Your tooth may continue to feel slightly different from your other teeth for some time after your endodontic treatment is completed. Of course, if you experience pressure or pain that lasts more than a few days, call your endodontist. If swelling increases after your root canal contact your endodontist.
Will the tooth need any special care or additional treatment after endodontic treatment?
Most endodontically treated teeth last as long as other natural teeth. In a few cases, a tooth that has undergone endodontic treatment does not heal or the pain continues. Occasionally, the tooth may become painful or diseased months or even years after successful treatment. When this occurs, an endodontic retreatment procedure can save the tooth.
How do I schedule an appointment?
So your dentist referred you to an endodontist. Our staff is here to help! With four convenient locations and seven endodontists, we are able to helped get you scheduled in a timely manner. If you have pain or an emergency situation, every attempt will be made to see you promptly.
Ready to schedule? Contact us at one of our two office locations.
Will I be able to drive myself home after root canal treatment?
We use local anesthesia to eliminate discomfort. You will be able to drive home after your treatment, and you probably will be comfortable returning to your normal routine soon after treatment.
If you are using certain forms of sedation, you will need an adult to drive you back home safely after the sedation.
Why would I need endodontic surgery?
Generally, a root canal is all that is needed to save teeth with injured pulp from extraction. Occasionally, this non-surgical procedure will not be sufficient to heal the tooth and your endodontist will recommend surgery.
Endodontic surgery can be used to locate fractures or hidden canals that do not appear on digital radiographs but still manifest pain in the tooth. Damaged root surfaces or the surrounding bone may also be treated with this procedure. The most common surgery used to save damaged teeth is an apicoectomy or root-end resection.
What is apical surgery?
An apical surgery or apicoectomy involves making an incision in the gum tissue to expose the bone and surrounding inflamed tissue. The damaged tissue is removed along with the end of the root tip.
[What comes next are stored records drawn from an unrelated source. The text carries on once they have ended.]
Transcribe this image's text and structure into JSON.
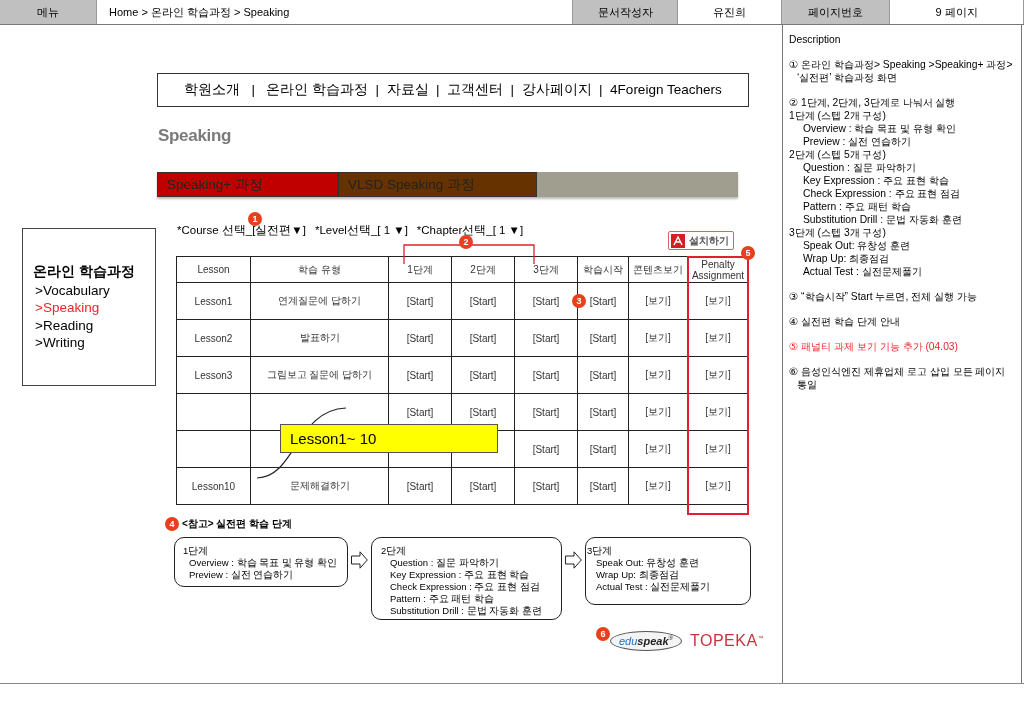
{
  "header": {
    "menu_label": "메뉴",
    "breadcrumb": "Home > 온라인 학습과정 > Speaking",
    "author_label": "문서작성자",
    "author": "유진희",
    "page_label": "페이지번호",
    "page": "9 페이지"
  },
  "nav_menu": "학원소개   |   온라인 학습과정  |  자료실  |  고객센터  |  강사페이지  |  4Foreign Teachers",
  "page_title": "Speaking",
  "course_tabs": [
    {
      "label": "Speaking+ 과정",
      "color": "#c00000"
    },
    {
      "label": "VLSD Speaking 과정",
      "color": "#663300"
    }
  ],
  "sidebar": {
    "title": "온라인 학습과정",
    "items": [
      {
        "label": ">Vocabulary",
        "selected": false
      },
      {
        "label": ">Speaking",
        "selected": true
      },
      {
        "label": ">Reading",
        "selected": false
      },
      {
        "label": ">Writing",
        "selected": false
      }
    ]
  },
  "selectors": {
    "marker": "1",
    "items": [
      "*Course 선택_[실전편▼]",
      "*Level선택_[ 1 ▼]",
      "*Chapter선택_[ 1 ▼]"
    ]
  },
  "install_button": {
    "label": "설치하기"
  },
  "table": {
    "columns": [
      "Lesson",
      "학습 유형",
      "1단계",
      "2단계",
      "3단계",
      "학습시작",
      "콘텐츠보기",
      "Penalty Assignment"
    ],
    "step_marker": "2",
    "start_marker": "3",
    "penalty_marker": "5",
    "rows": [
      {
        "lesson": "Lesson1",
        "type": "연계질문에 답하기",
        "steps": [
          "[Start]",
          "[Start]",
          "[Start]"
        ],
        "start": "[Start]",
        "contents": "[보기]",
        "penalty": "[보기]"
      },
      {
        "lesson": "Lesson2",
        "type": "발표하기",
        "steps": [
          "[Start]",
          "[Start]",
          "[Start]"
        ],
        "start": "[Start]",
        "contents": "[보기]",
        "penalty": "[보기]"
      },
      {
        "lesson": "Lesson3",
        "type": "그림보고 질문에 답하기",
        "steps": [
          "[Start]",
          "[Start]",
          "[Start]"
        ],
        "start": "[Start]",
        "contents": "[보기]",
        "penalty": "[보기]"
      },
      {
        "steps": [
          "[Start]",
          "[Start]",
          "[Start]"
        ],
        "start": "[Start]",
        "contents": "[보기]",
        "penalty": "[보기]"
      },
      {
        "covered": true,
        "steps": [
          "[Start]"
        ],
        "start": "[Start]",
        "contents": "[보기]",
        "penalty": "[보기]"
      },
      {
        "lesson": "Lesson10",
        "type": "문제해결하기",
        "steps": [
          "[Start]",
          "[Start]",
          "[Start]"
        ],
        "start": "[Start]",
        "contents": "[보기]",
        "penalty": "[보기]"
      }
    ]
  },
  "callout": "Lesson1~ 10",
  "steps_note": {
    "marker": "4",
    "title": "<참고> 실전편 학습 단계",
    "steps": [
      {
        "title": "1단계",
        "lines": [
          "Overview : 학습 목표 및 유형 확인",
          "Preview : 실전 연습하기"
        ]
      },
      {
        "title": "2단계",
        "lines": [
          "Question : 질문 파악하기",
          "Key Expression : 주요 표현 학습",
          "Check Expression : 주요 표현 점검",
          "Pattern : 주요 패턴 학습",
          "Substitution Drill : 문법 자동화 훈련"
        ]
      },
      {
        "title": "3단계",
        "lines": [
          "Speak Out: 유창성 훈련",
          "Wrap Up: 최종점검",
          "Actual Test : 실전문제풀기"
        ]
      }
    ]
  },
  "logos": {
    "marker": "6",
    "items": [
      {
        "kind": "eduspeak",
        "text": "edu**speak**$^{®}$"
      },
      {
        "kind": "topeka",
        "text": "TOPEKA$^{™}$"
      }
    ]
  },
  "description": {
    "title": "Description",
    "blocks": [
      {
        "highlighted": false,
        "lines": [
          {
            "text": "① 온라인 학습과정> Speaking >Speaking+ 과정> ‘실전편’ 학습과정 화면"
          }
        ]
      },
      {
        "highlighted": false,
        "lines": [
          {
            "text": "② 1단계, 2단계, 3단계로 나눠서 실행"
          },
          {
            "text": "1단계 (스텝 2개 구성)",
            "children": [
              {
                "text": "Overview : 학습 목표 및 유형 확인"
              },
              {
                "text": "Preview : 실전 연습하기"
              }
            ]
          },
          {
            "text": "2단계 (스텝 5개 구성)",
            "children": [
              {
                "text": "Question : 질문 파악하기"
              },
              {
                "text": "Key Expression : 주요 표현 학습"
              },
              {
                "text": "Check Expression : 주요 표현 점검"
              },
              {
                "text": "Pattern : 주요 패턴 학습"
              },
              {
                "text": "Substitution Drill : 문법 자동화 훈련"
              }
            ]
          },
          {
            "text": "3단계 (스텝 3개 구성)",
            "children": [
              {
                "text": "Speak Out: 유창성 훈련"
              },
              {
                "text": "Wrap Up: 최종점검"
              },
              {
                "text": "Actual Test : 실전문제풀기"
              }
            ]
          }
        ]
      },
      {
        "highlighted": false,
        "lines": [
          {
            "text": "③ “학습시작” Start 누르면, 전체 실행 가능"
          }
        ]
      },
      {
        "highlighted": false,
        "lines": [
          {
            "text": "④ 실전편 학습 단계 안내"
          }
        ]
      },
      {
        "highlighted": true,
        "lines": [
          {
            "text": "⑤ 패널티 과제 보기 기능 추가 (04.03)"
          }
        ]
      },
      {
        "highlighted": false,
        "lines": [
          {
            "text": "⑥ 음성인식엔진 제휴업체 로고 삽입 모든 페이지 통일"
          }
        ]
      }
    ]
  }
}
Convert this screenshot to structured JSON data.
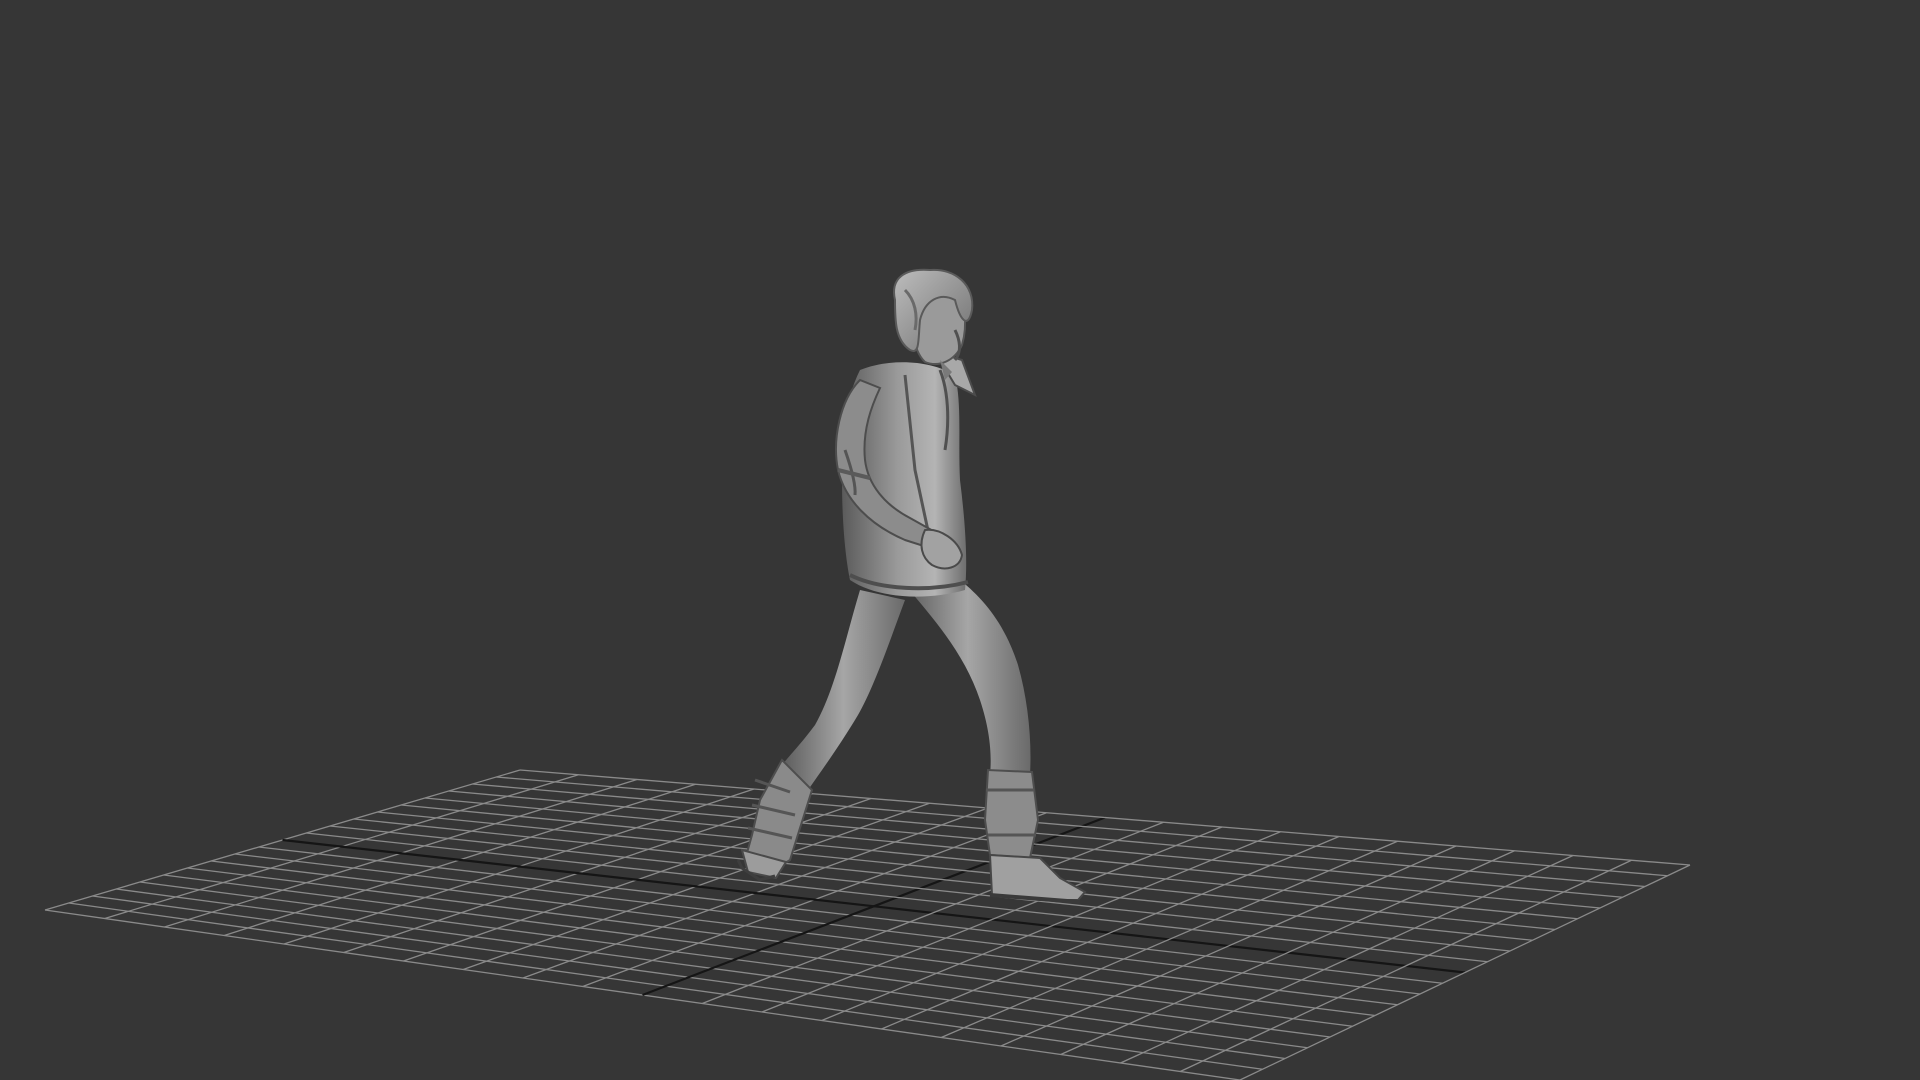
{
  "viewport": {
    "background_color": "#363636",
    "grid": {
      "visible": true,
      "line_color": "#8a8a8a",
      "axis_color": "#151515",
      "divisions_per_side": 20
    },
    "model": {
      "description_icon": "walking-character-model",
      "shading": "clay-gray",
      "base_color": "#8e8e8e",
      "shadow_color": "#4a4a4a",
      "highlight_color": "#c4c4c4"
    }
  }
}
A root-end filling is placed to prevent reinfection of the root and the gum is sutured. The bone naturally heals around the root over a period of months restoring full function.
What types of technologies do your offices use?
We use a number of advanced technologies that enhance the practice of endodontics and care we provide our patients.
All of our offices use digital radiography, a technology that exposes patients to less radiation than conventional x-rays, makes it easier to share a patient’s radiographic images with both the patient and referring dentist, improves communication about treatment procedures with patients and referring dentists, expedites appointments through faster image processing, and is environmentally friendly because it does not require toxic chemicals for image processing.
In addition to digital x-rays, our endodontists may use CBCT, or cone beam computed tomography if needed. This advanced 3D technology helps our endodontists see very fine details inside teeth to provide superior diagnosis and treatment planning options for the patient. The additional CBCT fee will be discussed with you prior to obtaining this scan.
We also use operating microscope technology that provides optimal magnification and fiber optic illumination during endodontic treatment. This specialized technology aids the doctor in seeing tiny details inside your tooth. In addition, a tiny video camera on the operating microscope can record images of your tooth to further document the endodontist’s findings.
Other technologies we use include tooth canal irrigation devices and rotary instruments.